Dataset excerpts:
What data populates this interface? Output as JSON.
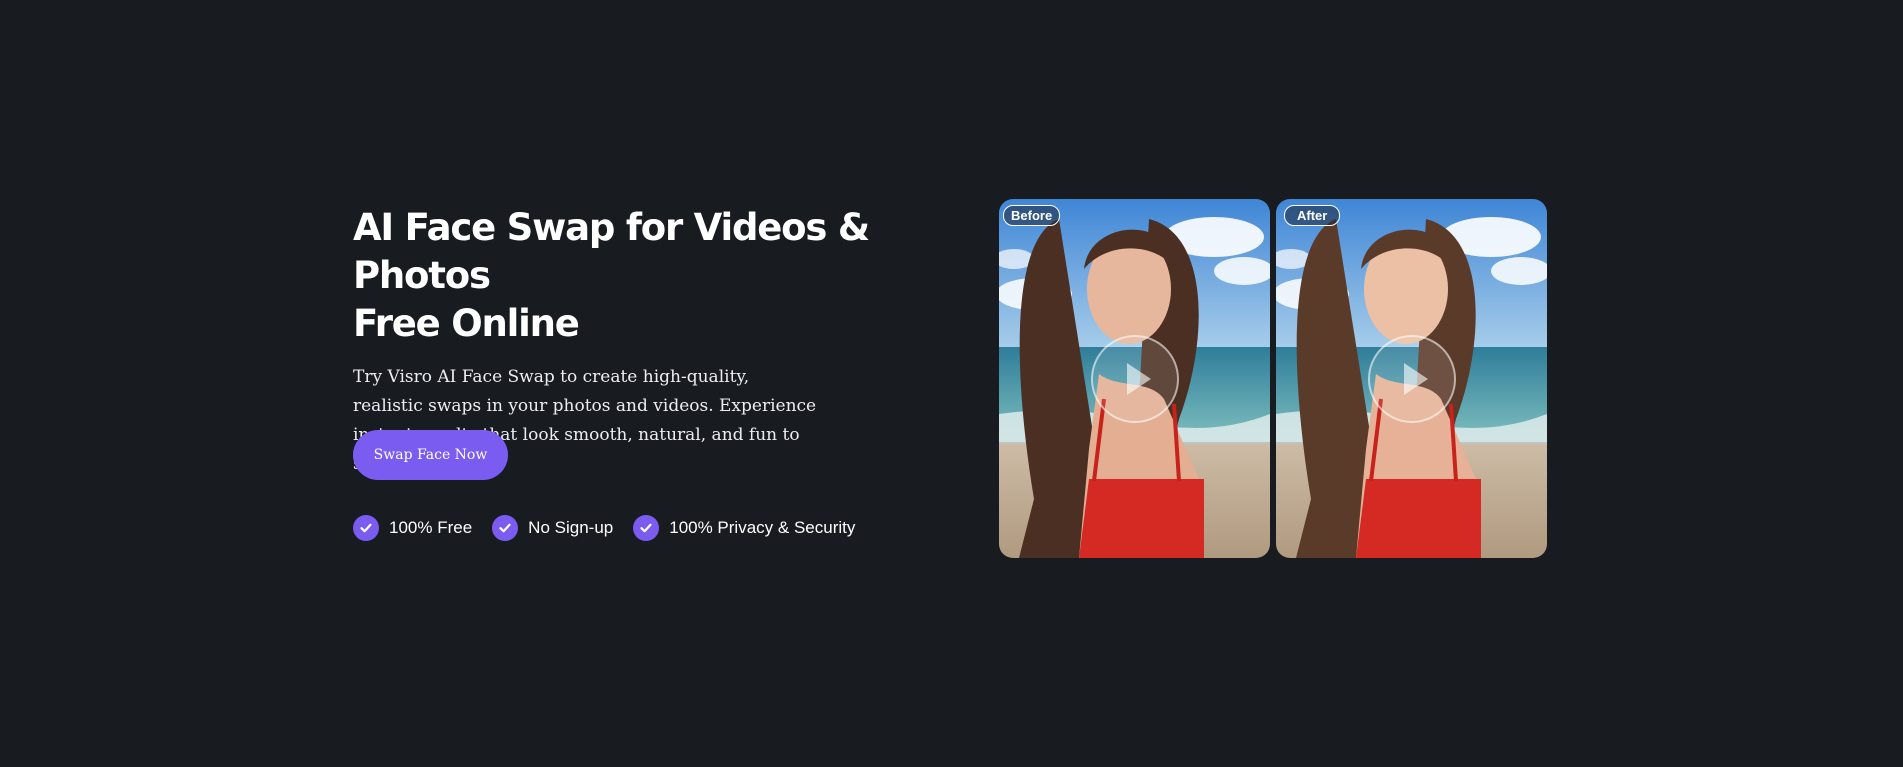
{
  "hero": {
    "title_line1": "AI Face Swap for Videos & Photos",
    "title_line2": "Free Online",
    "description": "Try Visro AI Face Swap to create high-quality, realistic swaps in your photos and videos. Experience instant results that look smooth, natural, and fun to share.",
    "cta_label": "Swap Face Now"
  },
  "features": [
    {
      "label": "100% Free",
      "icon": "check-icon"
    },
    {
      "label": "No Sign-up",
      "icon": "check-icon"
    },
    {
      "label": "100% Privacy & Security",
      "icon": "check-icon"
    }
  ],
  "comparison": {
    "before_label": "Before",
    "after_label": "After",
    "play_icon": "play-icon"
  },
  "colors": {
    "background": "#181b20",
    "accent": "#7b5cf0",
    "text": "#ffffff"
  }
}
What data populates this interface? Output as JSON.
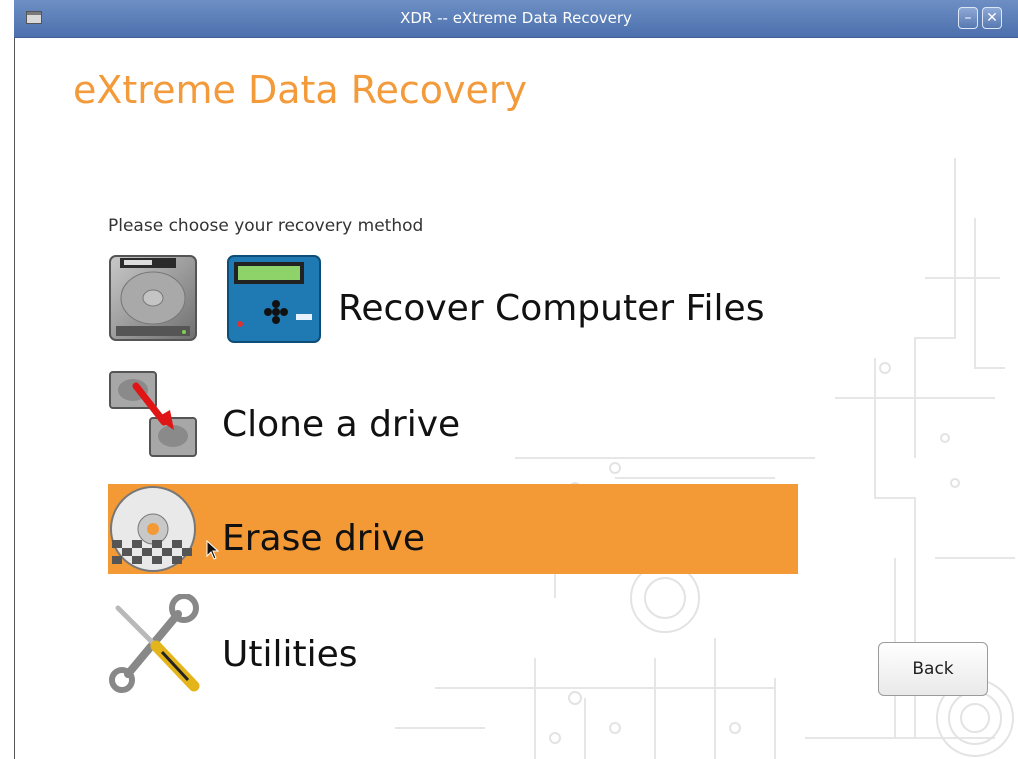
{
  "window": {
    "title": "XDR -- eXtreme Data Recovery",
    "minimize_glyph": "–",
    "close_glyph": "✕"
  },
  "app": {
    "title": "eXtreme Data Recovery",
    "prompt": "Please choose your recovery method"
  },
  "menu": {
    "items": [
      {
        "label": "Recover Computer Files",
        "icons": [
          "hard-drive-icon",
          "recovery-device-icon"
        ],
        "selected": false
      },
      {
        "label": "Clone a drive",
        "icons": [
          "clone-drive-icon"
        ],
        "selected": false
      },
      {
        "label": "Erase drive",
        "icons": [
          "erase-disc-icon"
        ],
        "selected": true
      },
      {
        "label": "Utilities",
        "icons": [
          "tools-icon"
        ],
        "selected": false
      }
    ]
  },
  "buttons": {
    "back": "Back"
  },
  "colors": {
    "accent": "#f39a37",
    "title_bar": "#5a7dba",
    "title_text": "#f39a3b"
  }
}
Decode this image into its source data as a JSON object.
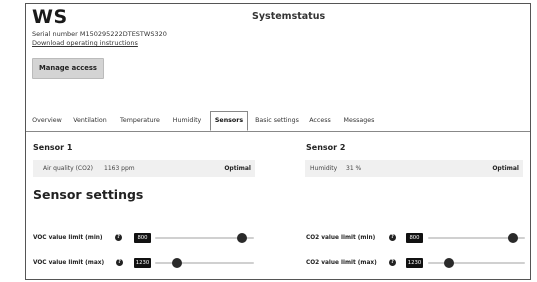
{
  "header": {
    "app_title": "WS",
    "serial": "Serial number M150295222DTESTWS320",
    "download_link": "Download operating instructions",
    "page_title": "Systemstatus",
    "manage_button": "Manage access"
  },
  "tabs": [
    {
      "label": "Overview"
    },
    {
      "label": "Ventilation"
    },
    {
      "label": "Temperature"
    },
    {
      "label": "Humidity"
    },
    {
      "label": "Sensors",
      "active": true
    },
    {
      "label": "Basic settings"
    },
    {
      "label": "Access"
    },
    {
      "label": "Messages"
    }
  ],
  "sensors": [
    {
      "title": "Sensor 1",
      "measure": "Air quality (CO2)",
      "value": "1163 ppm",
      "status": "Optimal"
    },
    {
      "title": "Sensor 2",
      "measure": "Humidity",
      "value": "31 %",
      "status": "Optimal"
    }
  ],
  "settings": {
    "title": "Sensor settings",
    "help_glyph": "?",
    "items": [
      {
        "label": "VOC value limit (min)",
        "value": "800",
        "level": 0.88
      },
      {
        "label": "VOC value limit (max)",
        "value": "1230",
        "level": 0.22
      },
      {
        "label": "CO2 value limit (min)",
        "value": "800",
        "level": 0.88
      },
      {
        "label": "CO2 value limit (max)",
        "value": "1230",
        "level": 0.22
      }
    ]
  }
}
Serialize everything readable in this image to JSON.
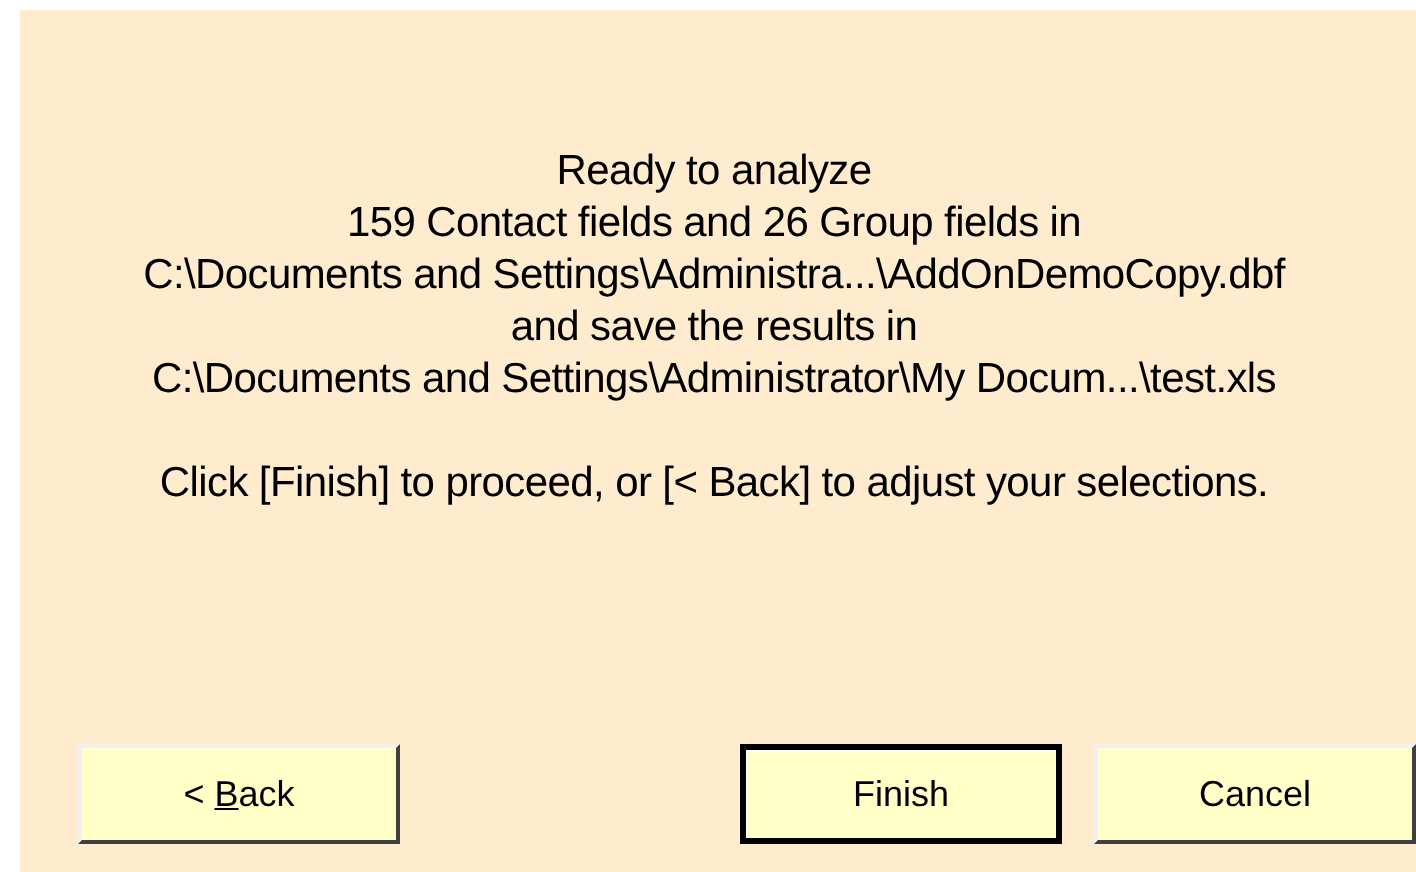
{
  "summary_lines": [
    "Ready to analyze",
    "159 Contact fields and 26 Group fields in",
    "C:\\Documents and Settings\\Administra...\\AddOnDemoCopy.dbf",
    "and save the results in",
    "C:\\Documents and Settings\\Administrator\\My Docum...\\test.xls"
  ],
  "instruction": "Click [Finish] to proceed, or [< Back] to adjust your selections.",
  "buttons": [
    {
      "label_parts": [
        {
          "text": "< ",
          "underlined": false
        },
        {
          "text": "B",
          "underlined": true
        },
        {
          "text": "ack",
          "underlined": false
        }
      ],
      "default": false
    },
    {
      "label_parts": [
        {
          "text": "Finish",
          "underlined": false
        }
      ],
      "default": true
    },
    {
      "label_parts": [
        {
          "text": "Cancel",
          "underlined": false
        }
      ],
      "default": false
    }
  ]
}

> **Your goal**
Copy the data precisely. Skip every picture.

> **Answer box**
What data populates this interface? Output as JSON.
{
  "hero": {
    "title_line1": "AI Face Swap for Videos & Photos",
    "title_line2": "Free Online",
    "description": "Try Visro AI Face Swap to create high-quality, realistic swaps in your photos and videos. Experience instant results that look smooth, natural, and fun to share.",
    "cta_label": "Swap Face Now"
  },
  "features": [
    {
      "label": "100% Free",
      "icon": "check-icon"
    },
    {
      "label": "No Sign-up",
      "icon": "check-icon"
    },
    {
      "label": "100% Privacy & Security",
      "icon": "check-icon"
    }
  ],
  "comparison": {
    "before_label": "Before",
    "after_label": "After",
    "play_icon": "play-icon"
  },
  "colors": {
    "background": "#181b20",
    "accent": "#7b5cf0",
    "text": "#ffffff"
  }
}
What data populates this interface? Output as JSON.
{
  "window": {
    "title": "XDR -- eXtreme Data Recovery",
    "minimize_glyph": "–",
    "close_glyph": "✕"
  },
  "app": {
    "title": "eXtreme Data Recovery",
    "prompt": "Please choose your recovery method"
  },
  "menu": {
    "items": [
      {
        "label": "Recover Computer Files",
        "icons": [
          "hard-drive-icon",
          "recovery-device-icon"
        ],
        "selected": false
      },
      {
        "label": "Clone a drive",
        "icons": [
          "clone-drive-icon"
        ],
        "selected": false
      },
      {
        "label": "Erase drive",
        "icons": [
          "erase-disc-icon"
        ],
        "selected": true
      },
      {
        "label": "Utilities",
        "icons": [
          "tools-icon"
        ],
        "selected": false
      }
    ]
  },
  "buttons": {
    "back": "Back"
  },
  "colors": {
    "accent": "#f39a37",
    "title_bar": "#5a7dba",
    "title_text": "#f39a3b"
  }
}
Decode this image into its source data as a JSON object.
{
  "header": {
    "app_title": "WS",
    "serial": "Serial number M150295222DTESTWS320",
    "download_link": "Download operating instructions",
    "page_title": "Systemstatus",
    "manage_button": "Manage access"
  },
  "tabs": [
    {
      "label": "Overview"
    },
    {
      "label": "Ventilation"
    },
    {
      "label": "Temperature"
    },
    {
      "label": "Humidity"
    },
    {
      "label": "Sensors",
      "active": true
    },
    {
      "label": "Basic settings"
    },
    {
      "label": "Access"
    },
    {
      "label": "Messages"
    }
  ],
  "sensors": [
    {
      "title": "Sensor 1",
      "measure": "Air quality (CO2)",
      "value": "1163 ppm",
      "status": "Optimal"
    },
    {
      "title": "Sensor 2",
      "measure": "Humidity",
      "value": "31 %",
      "status": "Optimal"
    }
  ],
  "settings": {
    "title": "Sensor settings",
    "help_glyph": "?",
    "items": [
      {
        "label": "VOC value limit (min)",
        "value": "800",
        "level": 0.88
      },
      {
        "label": "VOC value limit (max)",
        "value": "1230",
        "level": 0.22
      },
      {
        "label": "CO2 value limit (min)",
        "value": "800",
        "level": 0.88
      },
      {
        "label": "CO2 value limit (max)",
        "value": "1230",
        "level": 0.22
      }
    ]
  }
}
Serialize everything readable in this image to JSON.
{
  "summary_lines": [
    "Ready to analyze",
    "159 Contact fields and 26 Group fields in",
    "C:\\Documents and Settings\\Administra...\\AddOnDemoCopy.dbf",
    "and save the results in",
    "C:\\Documents and Settings\\Administrator\\My Docum...\\test.xls"
  ],
  "instruction": "Click [Finish] to proceed, or [< Back] to adjust your selections.",
  "buttons": [
    {
      "label_parts": [
        {
          "text": "< ",
          "underlined": false
        },
        {
          "text": "B",
          "underlined": true
        },
        {
          "text": "ack",
          "underlined": false
        }
      ],
      "default": false
    },
    {
      "label_parts": [
        {
          "text": "Finish",
          "underlined": false
        }
      ],
      "default": true
    },
    {
      "label_parts": [
        {
          "text": "Cancel",
          "underlined": false
        }
      ],
      "default": false
    }
  ]
}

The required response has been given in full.